Uncle Russ turned 50 on July 5, 1967. Five days later, on the 10th, he suffered a massive heart attack and died instantly. The news sent shock waves throughout the family. Grandma Nealie was never the same. She basically gave up after his death. She died only 3 years later - on July 4th. All of the siblings were hurting. All of the nieces and nephews were, too. Ronnie still wells up with tears whenever he tries to talk about it. I am sure that Powell's Chapel church was overflowing the day of his funeral. I was even there that day, at only about 4-5 weeks old. My mom says it was so hot in the church, and I just wouldn't stop crying. So my cousin, Joann, took me outside and calmed me until the funeral was over.

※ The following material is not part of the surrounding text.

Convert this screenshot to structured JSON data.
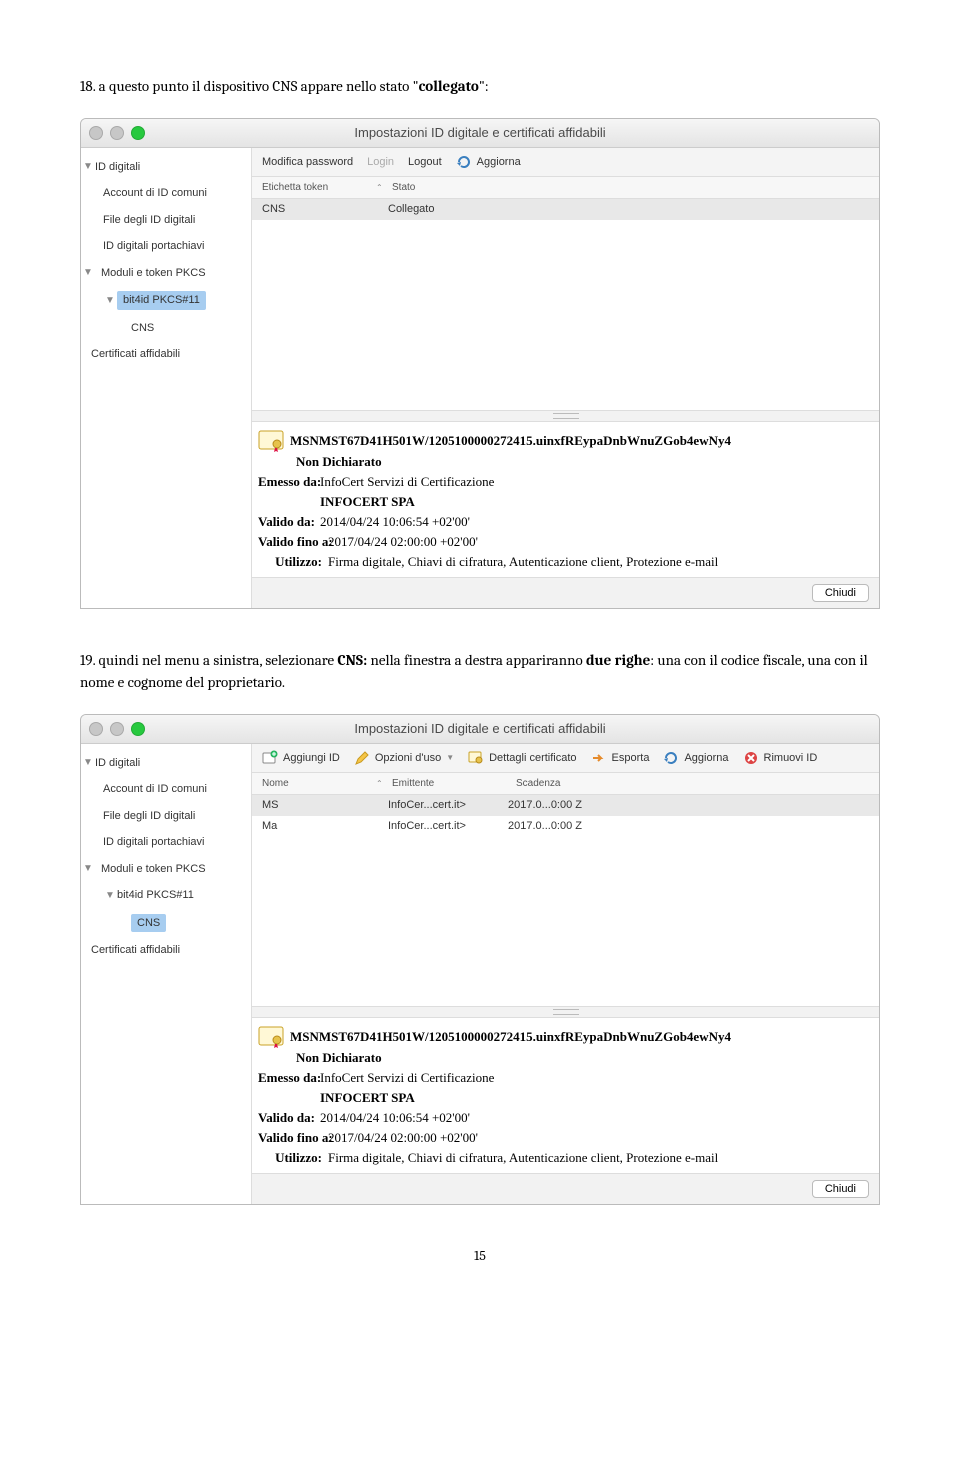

After Uncle Russ passed, things were never the same again. Aunt Elizabeth remarried and none of the males of the family liked it. Siblings had falling outs and didn't speak to each other for years. No one got together anymore. So it is no understatement to say he was the glue that held this family together. Without him, they were lost. He left a void that no one else could fill. When Dorsey and my dad neared the end of their lives, they talked a lot about being ready to see Russ again. I grew up hearing stories about him, and always have said that if there was one person who I would like to meet, it would be him. He was a constant presence in our lives, but he was no longer the safety net.
Russ was definitely the Tapley's family legend.